Development of orally delivered, non-absorbable AT1 receptor antagonists for infl
Small Business Information
TSRL, INC., 540 AVIS DR, STE A, ANN ARBOR, MI, 48108
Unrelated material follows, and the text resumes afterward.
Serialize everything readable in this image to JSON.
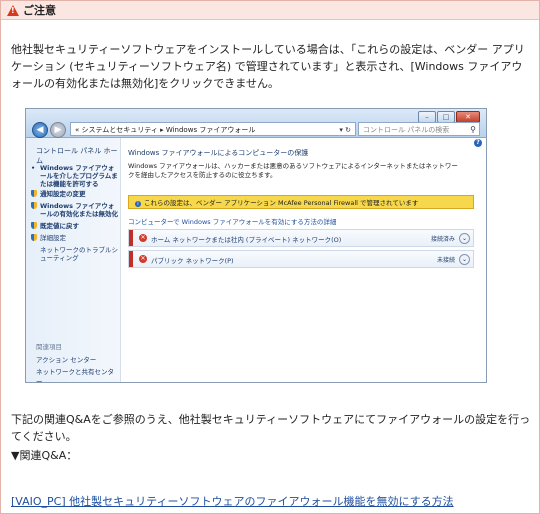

AbstractDESCRIPTION (provided by applicant): A major limitation with most current medical therapies for inflammatory bowel disease (IBD) is the indiscriminant immunosuppressive effect of these drugs. We have recently demonstrated the ability to palliate the progression of colitis in a mouse dextran sodium sulfate (DSS) model through blockage of signaling via the type 1a (AT1a) receptor of the renin-angiotensin system. The intervention leads to significant reduction in the clinical severity of colitis, improvement in histologic scores and a down-regulation in the expression of proinflammatory cytokines. The AT1a receptor is a specific receptor which triggers the NF?B cascade, ultimately resulting in apoptosis. It is also specific for the initiation of fibrosis formation and has been shown to be selectively overexpressed in the DDS model of IBD. Hence, pursuing the AT1a receptor antagonists has the potential to result in a potent and selective therapy for IBD. Although this treatment shows tremendous potential in treating IBD, a major consequence of the AT1a blockade is systemic hypotension. To circumvent this problem, we have selected a series of prototype drugs that display a high capacity for blockage of AT1a receptor signaling, but show poor intestinal permeability. Preliminary pre-clinical studies of these prototype drugs demonstrate very high efficacy in the treatment of colitis when delivered via the transanal route, without systemic hemodynamic side-effects. Due to their poor oral availability and their strong AT1a receptor binding, we theorize that these AT1a receptor antagonists would be good candidates for oral delivery. We propose to synthesize a series of AT1a receptor antagonists and test their efficacy in cell based assays. These candidates will be tested for their absorption potential along the entire gastrointestinal tract using standard rodent models of intestinal permeability and bioavailability. Finally, we will determine the efficacy of the potential lead compounds in a preclinical murine model of IBD. The goal of this proposal is to develop an entirely new type of drug therapy for IBD using the AT1a antagonists, which focuses on local control of the inflammatory response, without systemic side effects. Since this class of drugs is not currently used for IBD, this approach potentially could be used as either single therapy, or added to current regimens, allowing for reduced systemic immune suppression. Findings from these studies could lead to a unique strategy to treat inflammatory bowel disease. TSRL has formed a collaboration with Drs. Dan Teitelbaum, Scott Larsen and Hollis Showalter of the University of Michigan to address this problem. The team brings a wealth of experience and expertise in the areas of medicinal chemistry, inflammatory bowel disease pharmacology and oral absorption strategies to the program. PUBLIC HEALTH RELEVANCE: This phase I SBIR project is seeking to develop novel medicines for the treatment of inflammatory bowel disease, a debilitating disease that is currently only treatable with drugs which cause significant side effects. The goal is the development of a medicine that can be easily taken by mouth both during a flare-up of the disease as well as a maintenance treatment.
* information listed above is at the time of submission.